Show every line of the records below that contains the word "Sensibilizar".
(Entries provided begins)
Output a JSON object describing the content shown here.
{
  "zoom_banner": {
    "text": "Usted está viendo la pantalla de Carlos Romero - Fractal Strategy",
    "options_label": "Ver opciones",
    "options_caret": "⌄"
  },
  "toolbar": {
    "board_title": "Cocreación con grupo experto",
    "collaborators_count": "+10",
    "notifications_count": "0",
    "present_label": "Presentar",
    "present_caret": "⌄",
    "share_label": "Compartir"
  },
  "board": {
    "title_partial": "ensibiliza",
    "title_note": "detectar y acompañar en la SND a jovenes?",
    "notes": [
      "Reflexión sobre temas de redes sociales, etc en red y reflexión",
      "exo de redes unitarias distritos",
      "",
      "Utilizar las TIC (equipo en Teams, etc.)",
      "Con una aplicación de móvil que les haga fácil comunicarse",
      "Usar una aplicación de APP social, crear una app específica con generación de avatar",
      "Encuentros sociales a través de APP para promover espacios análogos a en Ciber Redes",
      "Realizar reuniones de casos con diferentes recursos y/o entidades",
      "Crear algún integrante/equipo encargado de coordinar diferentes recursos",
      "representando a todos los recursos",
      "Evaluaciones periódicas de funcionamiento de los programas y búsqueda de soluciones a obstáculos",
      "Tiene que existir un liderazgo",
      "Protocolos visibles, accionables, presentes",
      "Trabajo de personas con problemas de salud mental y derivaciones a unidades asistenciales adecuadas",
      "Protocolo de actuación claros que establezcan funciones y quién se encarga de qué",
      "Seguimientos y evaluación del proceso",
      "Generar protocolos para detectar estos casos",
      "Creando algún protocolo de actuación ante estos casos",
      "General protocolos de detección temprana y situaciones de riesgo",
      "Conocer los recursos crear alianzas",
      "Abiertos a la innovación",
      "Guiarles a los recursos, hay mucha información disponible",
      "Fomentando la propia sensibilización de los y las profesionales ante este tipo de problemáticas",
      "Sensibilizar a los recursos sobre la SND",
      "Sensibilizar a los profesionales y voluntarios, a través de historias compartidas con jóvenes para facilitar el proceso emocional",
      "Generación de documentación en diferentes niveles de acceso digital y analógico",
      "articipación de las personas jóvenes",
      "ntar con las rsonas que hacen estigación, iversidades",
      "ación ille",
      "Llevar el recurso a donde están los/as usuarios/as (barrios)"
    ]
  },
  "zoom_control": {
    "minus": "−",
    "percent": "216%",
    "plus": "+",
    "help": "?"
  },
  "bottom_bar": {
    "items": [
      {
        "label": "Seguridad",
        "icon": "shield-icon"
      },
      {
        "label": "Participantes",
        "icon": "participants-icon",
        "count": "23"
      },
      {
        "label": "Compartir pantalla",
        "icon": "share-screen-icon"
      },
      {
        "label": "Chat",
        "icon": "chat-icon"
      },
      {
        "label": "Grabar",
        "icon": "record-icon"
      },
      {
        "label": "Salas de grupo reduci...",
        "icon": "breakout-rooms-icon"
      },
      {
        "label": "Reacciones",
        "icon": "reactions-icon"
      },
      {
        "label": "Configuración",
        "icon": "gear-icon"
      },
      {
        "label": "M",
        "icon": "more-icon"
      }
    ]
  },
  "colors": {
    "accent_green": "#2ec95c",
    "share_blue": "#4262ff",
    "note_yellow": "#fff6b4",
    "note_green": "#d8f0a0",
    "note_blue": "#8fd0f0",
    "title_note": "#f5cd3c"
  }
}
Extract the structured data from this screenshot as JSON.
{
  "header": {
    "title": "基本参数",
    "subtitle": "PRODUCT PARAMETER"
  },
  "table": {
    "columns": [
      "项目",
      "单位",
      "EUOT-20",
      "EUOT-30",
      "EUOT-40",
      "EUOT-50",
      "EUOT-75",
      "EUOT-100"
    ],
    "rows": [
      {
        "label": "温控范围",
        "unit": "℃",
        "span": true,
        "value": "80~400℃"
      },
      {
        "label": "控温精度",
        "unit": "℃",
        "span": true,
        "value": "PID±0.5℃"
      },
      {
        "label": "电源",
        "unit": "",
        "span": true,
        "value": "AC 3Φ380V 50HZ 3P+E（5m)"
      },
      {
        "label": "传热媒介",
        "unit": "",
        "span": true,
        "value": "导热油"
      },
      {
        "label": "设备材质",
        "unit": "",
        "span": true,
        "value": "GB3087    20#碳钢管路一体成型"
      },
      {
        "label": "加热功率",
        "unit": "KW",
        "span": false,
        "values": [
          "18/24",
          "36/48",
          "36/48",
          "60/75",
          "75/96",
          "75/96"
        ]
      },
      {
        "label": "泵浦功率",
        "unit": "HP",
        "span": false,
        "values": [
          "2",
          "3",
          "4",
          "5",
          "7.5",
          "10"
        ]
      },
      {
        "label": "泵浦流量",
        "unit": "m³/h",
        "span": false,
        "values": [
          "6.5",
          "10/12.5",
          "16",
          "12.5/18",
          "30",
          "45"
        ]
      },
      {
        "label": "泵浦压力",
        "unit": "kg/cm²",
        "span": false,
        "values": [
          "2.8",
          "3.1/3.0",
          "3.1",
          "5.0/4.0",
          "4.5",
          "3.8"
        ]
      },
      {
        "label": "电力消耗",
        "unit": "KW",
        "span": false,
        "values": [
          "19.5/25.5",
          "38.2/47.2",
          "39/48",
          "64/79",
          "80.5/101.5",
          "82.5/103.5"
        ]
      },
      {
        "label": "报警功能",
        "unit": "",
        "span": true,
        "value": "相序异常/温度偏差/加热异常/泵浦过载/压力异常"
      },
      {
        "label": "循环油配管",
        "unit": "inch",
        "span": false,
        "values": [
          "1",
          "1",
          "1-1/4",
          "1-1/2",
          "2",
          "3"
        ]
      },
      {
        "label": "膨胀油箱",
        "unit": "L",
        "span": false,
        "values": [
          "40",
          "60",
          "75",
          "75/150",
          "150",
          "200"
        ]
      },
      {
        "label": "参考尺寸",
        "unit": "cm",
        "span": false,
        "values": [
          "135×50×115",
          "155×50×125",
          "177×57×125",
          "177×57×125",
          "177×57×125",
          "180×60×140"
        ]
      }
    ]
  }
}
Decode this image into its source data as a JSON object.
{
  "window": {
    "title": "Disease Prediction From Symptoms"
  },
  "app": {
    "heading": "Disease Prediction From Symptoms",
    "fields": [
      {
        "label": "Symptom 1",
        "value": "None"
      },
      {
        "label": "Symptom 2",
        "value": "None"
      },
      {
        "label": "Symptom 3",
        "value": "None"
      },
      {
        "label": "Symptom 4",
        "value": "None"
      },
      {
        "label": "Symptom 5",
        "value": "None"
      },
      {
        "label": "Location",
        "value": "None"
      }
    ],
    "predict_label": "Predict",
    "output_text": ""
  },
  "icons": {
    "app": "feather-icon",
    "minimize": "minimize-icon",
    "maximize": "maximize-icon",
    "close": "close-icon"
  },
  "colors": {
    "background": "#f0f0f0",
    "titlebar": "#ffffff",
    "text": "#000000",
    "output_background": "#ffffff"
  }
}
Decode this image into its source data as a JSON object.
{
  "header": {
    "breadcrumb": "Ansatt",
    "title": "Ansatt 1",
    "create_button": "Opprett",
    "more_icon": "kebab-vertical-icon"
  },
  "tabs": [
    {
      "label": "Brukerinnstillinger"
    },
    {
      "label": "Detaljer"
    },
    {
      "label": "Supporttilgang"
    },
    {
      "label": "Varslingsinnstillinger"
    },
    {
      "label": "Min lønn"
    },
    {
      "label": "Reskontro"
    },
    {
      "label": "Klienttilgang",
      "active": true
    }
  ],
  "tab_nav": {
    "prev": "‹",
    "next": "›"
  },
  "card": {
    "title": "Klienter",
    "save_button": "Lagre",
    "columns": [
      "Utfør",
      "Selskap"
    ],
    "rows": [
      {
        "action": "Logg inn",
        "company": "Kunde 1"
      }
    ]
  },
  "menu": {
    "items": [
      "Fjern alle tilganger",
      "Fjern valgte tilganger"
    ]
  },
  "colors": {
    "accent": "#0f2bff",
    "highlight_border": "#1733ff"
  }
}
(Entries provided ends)
▸ **Answer section**
      "Sensibilizar a los recursos sobre la SND",
      "Sensibilizar a los profesionales y voluntarios, a través de historias compartidas con jóvenes para facilitar el proceso emocional",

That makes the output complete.